Fortunately as soon as we begin to drop a little the wind eases and we're able to pause to enjoy the views again. The gateway as we approach Hagg Side is waterlogged and muddy, the only real evidence of last night's rain, but we manage to shimmy around it by clinging onto a gate post. From here the path is very dry.

At Open Hagg we can look down to the A57, then follow its course as it bends along the valley heading for Manchester. We continue along our path then turn right on the Lockerbrook path.

It's wide, easy walking and we're soon passing Lockerbrook Farm. A little way beyond the farm is a path leading downhill towards Fairholmes, and we decide that this is as good as any. There are sheep and cows in the field but they are at the other side of the small stream, so I feel safe.

We walk to the bottom of the field and up onto a small mound where we drop our rucksacks and sit down next to the wall. It's still windy, but we're out of the worst of it, and we can enjoy the sun.

We're in need of coffee, so we have a cup first before eating our sandwiches. Then we have a mini-orange (healthy) and a chocolate chip & banana cookies (not so healthy) each before having our official buns. One of our favourites today, though we can't get them often enough. Fresh cream strawberry tarts; sweet pastry, creme anglaise, strawberries and cream. Yum! It is almost a shame to have another coffee after them, although the coffee is very good today, too.

Whilst we're eating we are joined by an uninvited guest. No, not an adder this week, but a duck. A female mallard waddles over to us and waits patiently, hopefully, but in vain. Mollie, observant as she is, never even notices the new arrival who eventually waddles away in disgust.

With our late lunch over we go back to the path and through a gate into the woods at Lockerbrook Coppice. The path is very clear, and is probably waymarked from Fairholmes, although you have to look carefully for the signs going downhill. To be fair, it must be quite a pull if you're approaching it from the bottom.
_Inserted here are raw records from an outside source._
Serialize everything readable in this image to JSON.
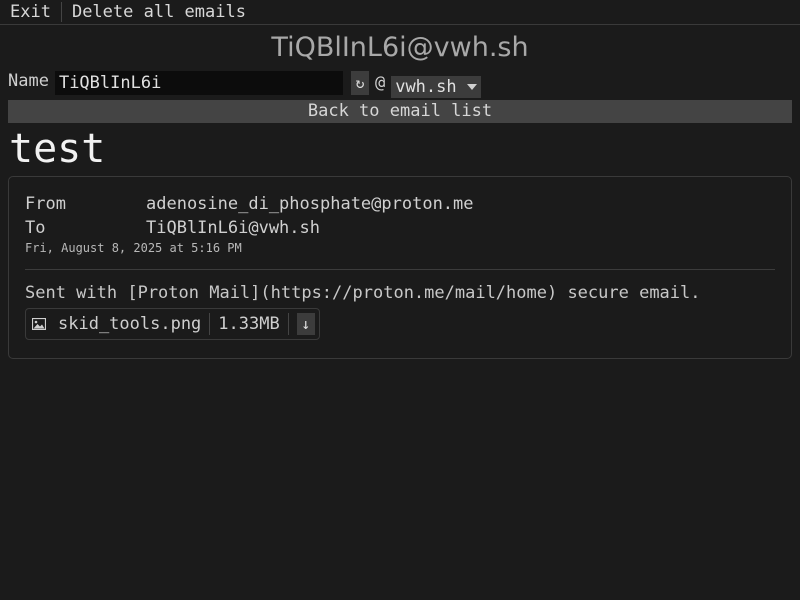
{
  "menu": {
    "exit_label": "Exit",
    "delete_all_label": "Delete all emails"
  },
  "address": {
    "full": "TiQBlInL6i@vwh.sh",
    "name_label": "Name",
    "name_value": "TiQBlInL6i",
    "refresh_icon": "refresh-icon",
    "at": "@",
    "domain": "vwh.sh"
  },
  "back_label": "Back to email list",
  "email": {
    "subject": "test",
    "from_label": "From",
    "from": "adenosine_di_phosphate@proton.me",
    "to_label": "To",
    "to": "TiQBlInL6i@vwh.sh",
    "date": "Fri, August 8, 2025 at 5:16 PM",
    "body": "Sent with [Proton Mail](https://proton.me/mail/home) secure email.",
    "attachment": {
      "filename": "skid_tools.png",
      "size": "1.33MB"
    }
  },
  "colors": {
    "background": "#1b1b1b",
    "button_bg": "#444444"
  }
}
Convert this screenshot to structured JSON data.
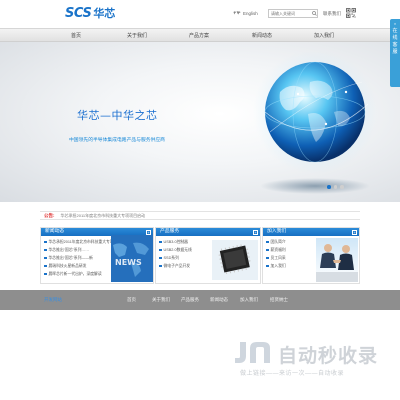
{
  "header": {
    "logo_latin": "SCS",
    "logo_cjk": "华芯",
    "language": "English",
    "search_placeholder": "请输入关键词",
    "contact": "联系我们",
    "qr_icon": "qr-code-icon"
  },
  "nav": {
    "items": [
      "首页",
      "关于我们",
      "产品方案",
      "新闻动态",
      "加入我们"
    ]
  },
  "banner": {
    "title": "华芯—中华之芯",
    "subtitle": "中国领先的半导体集成电路产品与服务供应商",
    "slide_count": 3,
    "active_slide": 1
  },
  "side_tab": {
    "close": "×",
    "label": "在线客服"
  },
  "notice": {
    "label": "公告:",
    "text": "华芯承担2011年度北京市科技重大专项项目启动"
  },
  "panels": {
    "news": {
      "title": "新闻动态",
      "items": [
        "华芯承担2011年度北京市科技重大专项",
        "华芯推出“国芯”系列……",
        "华芯推出“国芯”系列——新",
        "晨瑞科技火星新品研发",
        "晨晖芯片新一代出炉，深度解读"
      ]
    },
    "products": {
      "title": "产品服务",
      "items": [
        "USB3.0控制器",
        "USB2.0数据无线",
        "SSD系列",
        "微电子产品开发"
      ]
    },
    "join": {
      "title": "加入我们",
      "items": [
        "团队简介",
        "薪资福利",
        "员工风采",
        "加入我们"
      ]
    },
    "more": "+"
  },
  "footer": {
    "label": "开发网站",
    "links": [
      "首页",
      "关于我们",
      "产品服务",
      "新闻动态",
      "加入我们",
      "招贤纳士"
    ]
  },
  "watermark": {
    "text": "自动秒收录",
    "subtitle": "做上链接——来访一次——自动收录"
  },
  "colors": {
    "brand": "#1a73c9",
    "panel_head": "#1f7fcf",
    "footer": "#8e8e8e",
    "notice_label": "#dd2222"
  }
}
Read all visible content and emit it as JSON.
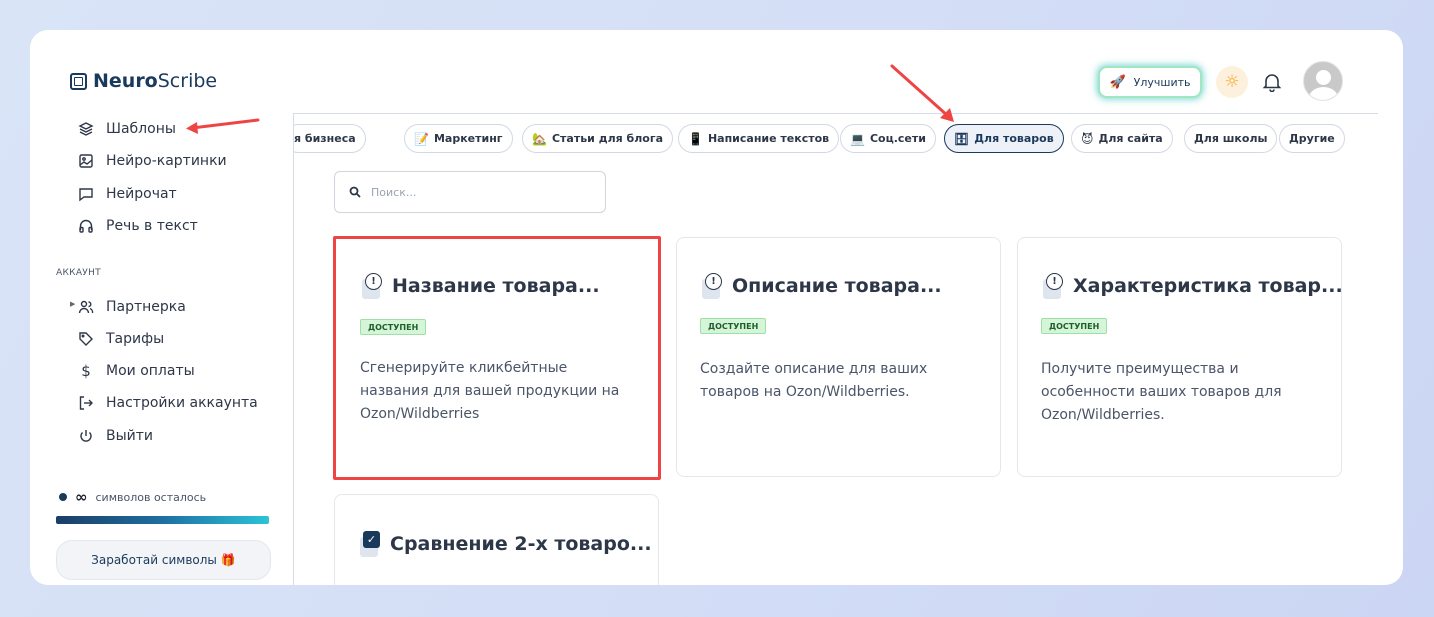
{
  "app": {
    "logo_bold": "Neuro",
    "logo_rest": "Scribe"
  },
  "header": {
    "upgrade_label": "Улучшить"
  },
  "sidebar": {
    "items": [
      {
        "label": "Шаблоны",
        "icon": "layers-icon"
      },
      {
        "label": "Нейро-картинки",
        "icon": "image-icon"
      },
      {
        "label": "Нейрочат",
        "icon": "chat-icon"
      },
      {
        "label": "Речь в текст",
        "icon": "headphones-icon"
      }
    ],
    "section_label": "АККАУНТ",
    "account_items": [
      {
        "label": "Партнерка",
        "icon": "users-icon"
      },
      {
        "label": "Тарифы",
        "icon": "tag-icon"
      },
      {
        "label": "Мои оплаты",
        "icon": "dollar-icon"
      },
      {
        "label": "Настройки аккаунта",
        "icon": "logout-arrow-icon"
      },
      {
        "label": "Выйти",
        "icon": "power-icon"
      }
    ],
    "symbols_value": "∞",
    "symbols_text": "символов осталось",
    "earn_label": "Заработай символы",
    "earn_emoji": "🎁"
  },
  "categories": [
    {
      "label": "я бизнеса",
      "emoji": ""
    },
    {
      "label": "Маркетинг",
      "emoji": "📝"
    },
    {
      "label": "Статьи для блога",
      "emoji": "🏡"
    },
    {
      "label": "Написание текстов",
      "emoji": "📱"
    },
    {
      "label": "Соц.сети",
      "emoji": "💻"
    },
    {
      "label": "Для товаров",
      "emoji": "🗄",
      "active": true
    },
    {
      "label": "Для сайта",
      "emoji": "😈"
    },
    {
      "label": "Для школы",
      "emoji": ""
    },
    {
      "label": "Другие",
      "emoji": ""
    }
  ],
  "search": {
    "placeholder": "Поиск..."
  },
  "cards": [
    {
      "title": "Название товара...",
      "badge": "ДОСТУПЕН",
      "description": "Сгенерируйте кликбейтные названия для вашей продукции на Ozon/Wildberries",
      "icon": "info-doc-icon"
    },
    {
      "title": "Описание товара...",
      "badge": "ДОСТУПЕН",
      "description": "Создайте описание для ваших товаров на Ozon/Wildberries.",
      "icon": "info-doc-icon"
    },
    {
      "title": "Характеристика товар...",
      "badge": "ДОСТУПЕН",
      "description": "Получите преимущества и особенности ваших товаров для Ozon/Wildberries.",
      "icon": "info-doc-icon"
    },
    {
      "title": "Сравнение 2-х товаро...",
      "badge": "",
      "description": "",
      "icon": "check-doc-icon"
    }
  ],
  "colors": {
    "accent": "#1a3a5c",
    "annotation": "#ef4444",
    "badge_bg": "#d4f5d8"
  }
}
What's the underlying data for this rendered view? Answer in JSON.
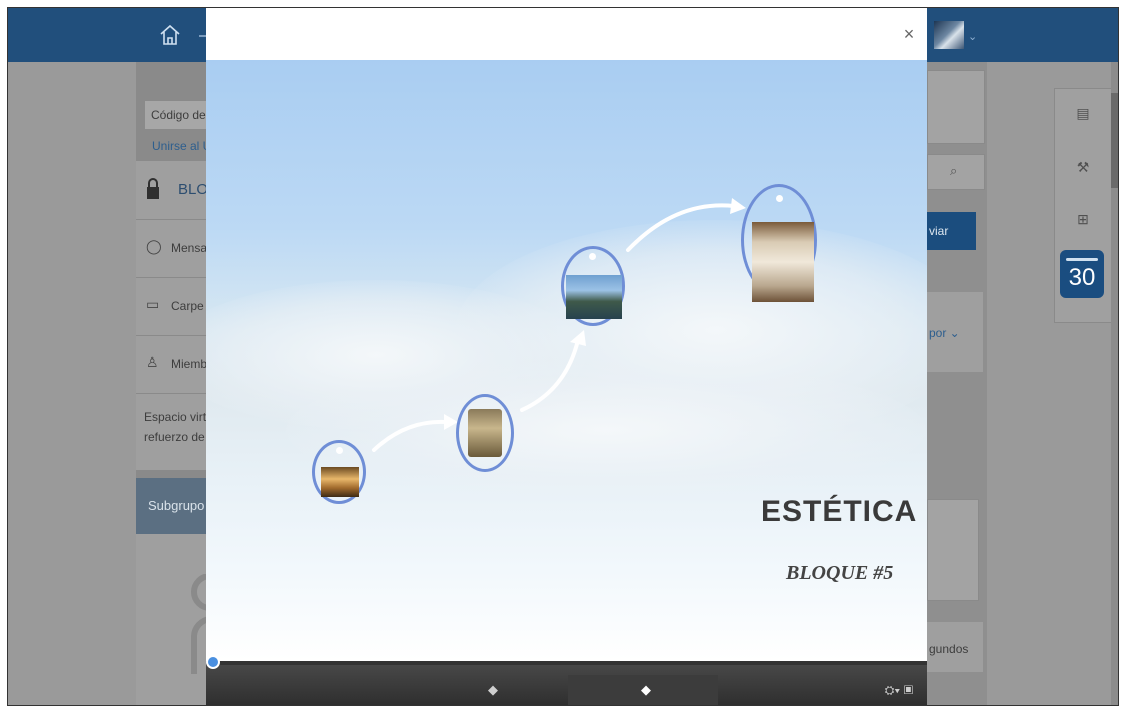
{
  "left": {
    "codigo_placeholder": "Código de",
    "unirse": "Unirse al U",
    "block_title": "BLO",
    "mensajes": "Mensa",
    "carpetas": "Carpe",
    "miembros": "Miemb",
    "desc_line1": "Espacio virt",
    "desc_line2": "refuerzo de",
    "subgrupos": "Subgrupo"
  },
  "right": {
    "enviar": "viar",
    "por": "por ⌄",
    "segundos": "gundos"
  },
  "calendar": {
    "day": "30"
  },
  "modal": {
    "close": "×",
    "title": "ESTÉTICA",
    "subtitle": "BLOQUE #5",
    "prev": "◆",
    "next": "◆",
    "tools": "⛭▾ ▣"
  },
  "colors": {
    "topbar": "#214f7c",
    "node_ring": "#6f8ed6",
    "progress": "#4a8fe0"
  },
  "icons": [
    "home-icon",
    "lock-icon",
    "chat-icon",
    "folder-icon",
    "members-icon",
    "store-icon",
    "wrench-icon",
    "grid-icon",
    "calendar-icon",
    "search-icon",
    "close-icon",
    "prev-arrow-icon",
    "next-arrow-icon",
    "settings-icon",
    "fullscreen-icon"
  ]
}
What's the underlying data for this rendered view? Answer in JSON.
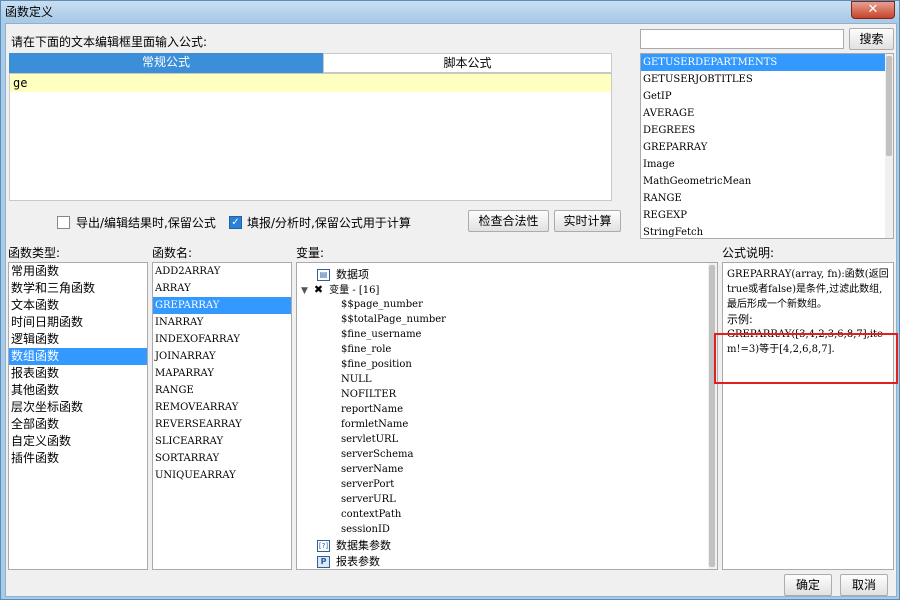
{
  "window": {
    "title": "函数定义",
    "close_label": "✕"
  },
  "editor": {
    "prompt": "请在下面的文本编辑框里面输入公式:",
    "tabs": [
      {
        "label": "常规公式",
        "active": true
      },
      {
        "label": "脚本公式",
        "active": false
      }
    ],
    "content": "ge"
  },
  "search": {
    "value": "",
    "button_label": "搜索"
  },
  "fn_suggestions": [
    "GETUSERDEPARTMENTS",
    "GETUSERJOBTITLES",
    "GetIP",
    "AVERAGE",
    "DEGREES",
    "GREPARRAY",
    "Image",
    "MathGeometricMean",
    "RANGE",
    "REGEXP",
    "StringFetch"
  ],
  "fn_suggestions_selected": 0,
  "options": {
    "export_label": "导出/编辑结果时,保留公式",
    "export_checked": false,
    "fill_label": "填报/分析时,保留公式用于计算",
    "fill_checked": true,
    "check_button": "检查合法性",
    "realtime_button": "实时计算"
  },
  "category": {
    "header": "函数类型:",
    "items": [
      "常用函数",
      "数学和三角函数",
      "文本函数",
      "时间日期函数",
      "逻辑函数",
      "数组函数",
      "报表函数",
      "其他函数",
      "层次坐标函数",
      "全部函数",
      "自定义函数",
      "插件函数"
    ],
    "selected": 5
  },
  "fname": {
    "header": "函数名:",
    "items": [
      "ADD2ARRAY",
      "ARRAY",
      "GREPARRAY",
      "INARRAY",
      "INDEXOFARRAY",
      "JOINARRAY",
      "MAPARRAY",
      "RANGE",
      "REMOVEARRAY",
      "REVERSEARRAY",
      "SLICEARRAY",
      "SORTARRAY",
      "UNIQUEARRAY"
    ],
    "selected": 2
  },
  "variables": {
    "header": "变量:",
    "data_item": "数据项",
    "var_group": "变量 - [16]",
    "vars": [
      "$$page_number",
      "$$totalPage_number",
      "$fine_username",
      "$fine_role",
      "$fine_position",
      "NULL",
      "NOFILTER",
      "reportName",
      "formletName",
      "servletURL",
      "serverSchema",
      "serverName",
      "serverPort",
      "serverURL",
      "contextPath",
      "sessionID"
    ],
    "dataset_params": "数据集参数",
    "report_params": "报表参数"
  },
  "description": {
    "header": "公式说明:",
    "text1": "GREPARRAY(array, fn):函数(返回true或者false)是条件,过滤此数组,最后形成一个新数组。",
    "text2": "示例:",
    "text3": "GREPARRAY([3,4,2,3,6,8,7],item!=3)等于[4,2,6,8,7]."
  },
  "footer": {
    "ok_label": "确定",
    "cancel_label": "取消"
  }
}
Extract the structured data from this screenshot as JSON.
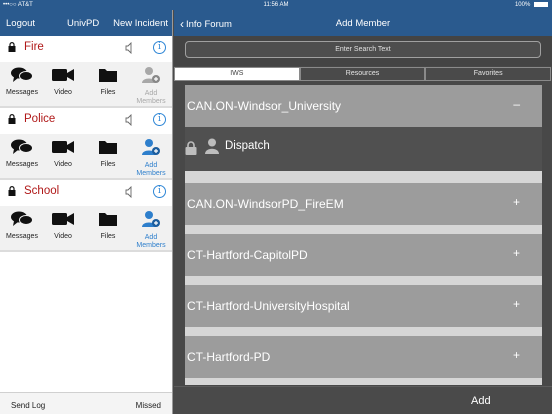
{
  "status_bar": {
    "carrier": "•••○○ AT&T",
    "time": "11:56 AM",
    "battery": "100%"
  },
  "left_nav": {
    "logout": "Logout",
    "title": "UnivPD",
    "new_incident": "New Incident"
  },
  "channels": [
    {
      "name": "Fire",
      "actions": {
        "messages": "Messages",
        "video": "Video",
        "files": "Files",
        "add_members_line1": "Add",
        "add_members_line2": "Members"
      },
      "add_members_enabled": false
    },
    {
      "name": "Police",
      "actions": {
        "messages": "Messages",
        "video": "Video",
        "files": "Files",
        "add_members_line1": "Add",
        "add_members_line2": "Members"
      },
      "add_members_enabled": true
    },
    {
      "name": "School",
      "actions": {
        "messages": "Messages",
        "video": "Video",
        "files": "Files",
        "add_members_line1": "Add",
        "add_members_line2": "Members"
      },
      "add_members_enabled": true
    }
  ],
  "left_footer": {
    "send_log": "Send Log",
    "missed": "Missed"
  },
  "right_nav": {
    "back": "Info Forum",
    "title": "Add Member"
  },
  "search": {
    "placeholder": "Enter Search Text"
  },
  "tabs": [
    {
      "label": "IWS",
      "selected": true
    },
    {
      "label": "Resources",
      "selected": false
    },
    {
      "label": "Favorites",
      "selected": false
    }
  ],
  "groups": [
    {
      "name": "CAN.ON-Windsor_University",
      "toggle": "–",
      "expanded": true,
      "members": [
        {
          "name": "Dispatch"
        }
      ]
    },
    {
      "name": "CAN.ON-WindsorPD_FireEM",
      "toggle": "+"
    },
    {
      "name": "CT-Hartford-CapitolPD",
      "toggle": "+"
    },
    {
      "name": "CT-Hartford-UniversityHospital",
      "toggle": "+"
    },
    {
      "name": "CT-Hartford-PD",
      "toggle": "+"
    }
  ],
  "right_footer": {
    "add": "Add"
  },
  "colors": {
    "nav_blue": "#2a5a8e",
    "channel_red": "#b01818",
    "link_blue": "#2e86d6"
  }
}
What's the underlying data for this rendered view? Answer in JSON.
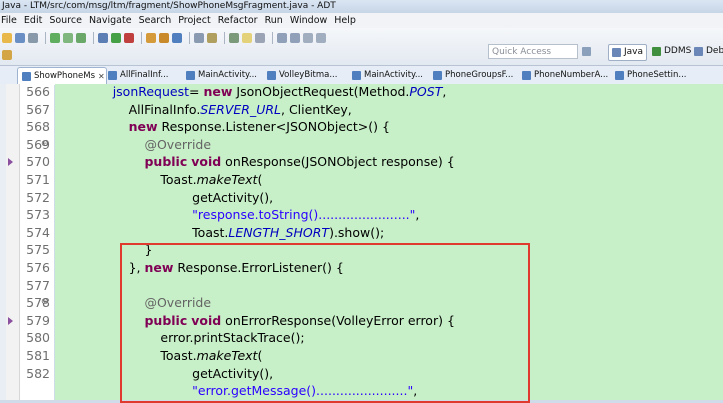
{
  "window": {
    "title": "Java - LTM/src/com/msg/ltm/fragment/ShowPhoneMsgFragment.java - ADT"
  },
  "menu": [
    "File",
    "Edit",
    "Source",
    "Navigate",
    "Search",
    "Project",
    "Refactor",
    "Run",
    "Window",
    "Help"
  ],
  "toolbar": {
    "quick_access_placeholder": "Quick Access",
    "perspectives": [
      "Java",
      "DDMS",
      "Debi"
    ]
  },
  "tabs": [
    {
      "label": "ShowPhoneMs"
    },
    {
      "label": "AllFinalInf..."
    },
    {
      "label": "MainActivity..."
    },
    {
      "label": "VolleyBitma..."
    },
    {
      "label": "MainActivity..."
    },
    {
      "label": "PhoneGroupsF..."
    },
    {
      "label": "PhoneNumberA..."
    },
    {
      "label": "PhoneSettin..."
    }
  ],
  "code": {
    "line_numbers": [
      "566",
      "567",
      "568",
      "569",
      "570",
      "571",
      "572",
      "573",
      "574",
      "575",
      "576",
      "577",
      "578",
      "579",
      "580",
      "581",
      "582"
    ],
    "lines": [
      {
        "ind": "            ",
        "parts": [
          [
            "var",
            "jsonRequest"
          ],
          [
            "",
            "= "
          ],
          [
            "kw",
            "new"
          ],
          [
            "",
            " JsonObjectRequest(Method."
          ],
          [
            "fld",
            "POST"
          ],
          [
            "",
            ","
          ]
        ]
      },
      {
        "ind": "                ",
        "parts": [
          [
            "",
            "AllFinalInfo."
          ],
          [
            "fld",
            "SERVER_URL"
          ],
          [
            "",
            ", ClientKey,"
          ]
        ]
      },
      {
        "ind": "                ",
        "parts": [
          [
            "kw",
            "new"
          ],
          [
            "",
            " Response.Listener<JSONObject>() {"
          ]
        ]
      },
      {
        "ind": "                    ",
        "parts": [
          [
            "ann",
            "@Override"
          ]
        ]
      },
      {
        "ind": "                    ",
        "parts": [
          [
            "kw",
            "public"
          ],
          [
            "",
            " "
          ],
          [
            "kw",
            "void"
          ],
          [
            "",
            " onResponse(JSONObject response) {"
          ]
        ]
      },
      {
        "ind": "                        ",
        "parts": [
          [
            "",
            "Toast."
          ],
          [
            "it",
            "makeText"
          ],
          [
            "",
            "("
          ]
        ]
      },
      {
        "ind": "                                ",
        "parts": [
          [
            "",
            "getActivity(),"
          ]
        ]
      },
      {
        "ind": "                                ",
        "parts": [
          [
            "str",
            "\"response.toString().......................\""
          ],
          [
            "",
            ","
          ]
        ]
      },
      {
        "ind": "                                ",
        "parts": [
          [
            "",
            "Toast."
          ],
          [
            "fld",
            "LENGTH_SHORT"
          ],
          [
            "",
            ").show();"
          ]
        ]
      },
      {
        "ind": "                    ",
        "parts": [
          [
            "",
            "}"
          ]
        ]
      },
      {
        "ind": "                ",
        "parts": [
          [
            "",
            "}, "
          ],
          [
            "kw",
            "new"
          ],
          [
            "",
            " Response.ErrorListener() {"
          ]
        ]
      },
      {
        "ind": "",
        "parts": []
      },
      {
        "ind": "                    ",
        "parts": [
          [
            "ann",
            "@Override"
          ]
        ]
      },
      {
        "ind": "                    ",
        "parts": [
          [
            "kw",
            "public"
          ],
          [
            "",
            " "
          ],
          [
            "kw",
            "void"
          ],
          [
            "",
            " onErrorResponse(VolleyError error) {"
          ]
        ]
      },
      {
        "ind": "                        ",
        "parts": [
          [
            "",
            "error.printStackTrace();"
          ]
        ]
      },
      {
        "ind": "                        ",
        "parts": [
          [
            "",
            "Toast."
          ],
          [
            "it",
            "makeText"
          ],
          [
            "",
            "("
          ]
        ]
      },
      {
        "ind": "                                ",
        "parts": [
          [
            "",
            "getActivity(),"
          ]
        ]
      },
      {
        "ind": "                                ",
        "parts": [
          [
            "str",
            "\"error.getMessage().......................\""
          ],
          [
            "",
            ","
          ]
        ]
      }
    ]
  },
  "colors": {
    "editor_bg": "#c8f0c8",
    "highlight_box": "#e03a2e",
    "keyword": "#7f0055",
    "string": "#2a00ff",
    "field": "#0000c0"
  }
}
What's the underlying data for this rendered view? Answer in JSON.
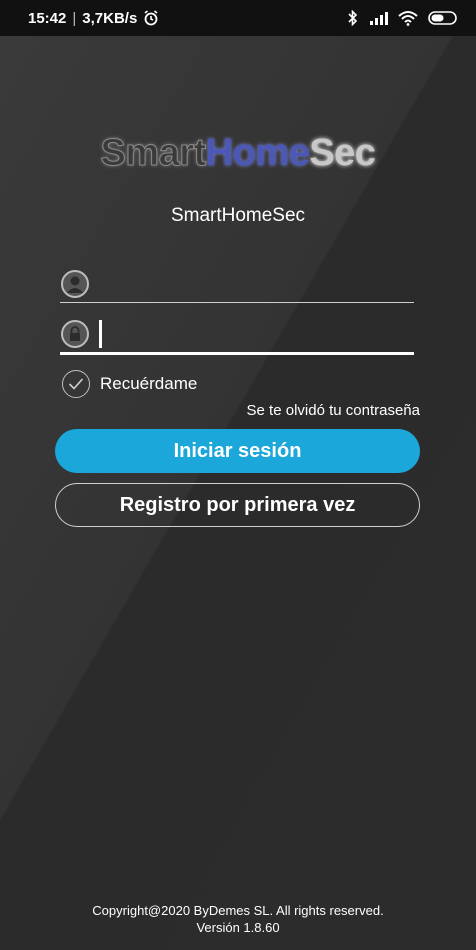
{
  "status_bar": {
    "time": "15:42",
    "separator": "|",
    "network_speed": "3,7KB/s",
    "icons": [
      "alarm-icon",
      "bluetooth-icon",
      "signal-icon",
      "wifi-icon",
      "battery-icon"
    ]
  },
  "brand": {
    "logo_part1": "Smart",
    "logo_part2": "Home",
    "logo_part3": "Sec",
    "app_name": "SmartHomeSec",
    "colors": {
      "primary": "#1ba7d9",
      "logo_home": "#4c58b8"
    }
  },
  "login_form": {
    "username": {
      "value": "",
      "placeholder": ""
    },
    "password": {
      "value": "",
      "placeholder": ""
    },
    "remember_label": "Recuérdame",
    "remember_checked": true,
    "forgot_label": "Se te olvidó tu contraseña",
    "login_button": "Iniciar sesión",
    "register_button": "Registro por primera vez"
  },
  "footer": {
    "copyright": "Copyright@2020 ByDemes SL. All rights reserved.",
    "version": "Versión 1.8.60"
  }
}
We have a fair few photo opportunities, the reservoir looks very inviting through the trees, but we're travelling downhill quite rapidly and we're soon by the road across from Fairholmes. We cross over to visit the facilities and aren't too surprised to see how many cars are in the car park. It is a lovely day, after all.

Once we've finished at Fairholmes we head back to the road, follow it a little way then veer off to pick up the reservoir-side path. It's quite a long walk back to the cars, but a very pleasant one. PC stops to photograph a clump of miniature daffodils growing at the side of one of the fences, probably planted deliberately as a memorial, and at one point we have to side-step a frog in the middle of the path.

When we reach our cars we have enough time to sit on a bench and enjoy a late-birthday celebration drink along with the last of the Turkish Delight.

It has been an absolutely fantastic day and we have both thoroughly enjoyed it. But we're a bit sad too. PC is off to sail the seven seas (well, maybe not all seven!) and will be away for some time which means our walking, for now, is over. I'll try to keep going out, though it will feel very strange being on my own and until I get used to it I'll feel quite vulnerable too. But I'll continue to post - just to let her know what she's missing!

Bon Voyage, Cate, and have a great time.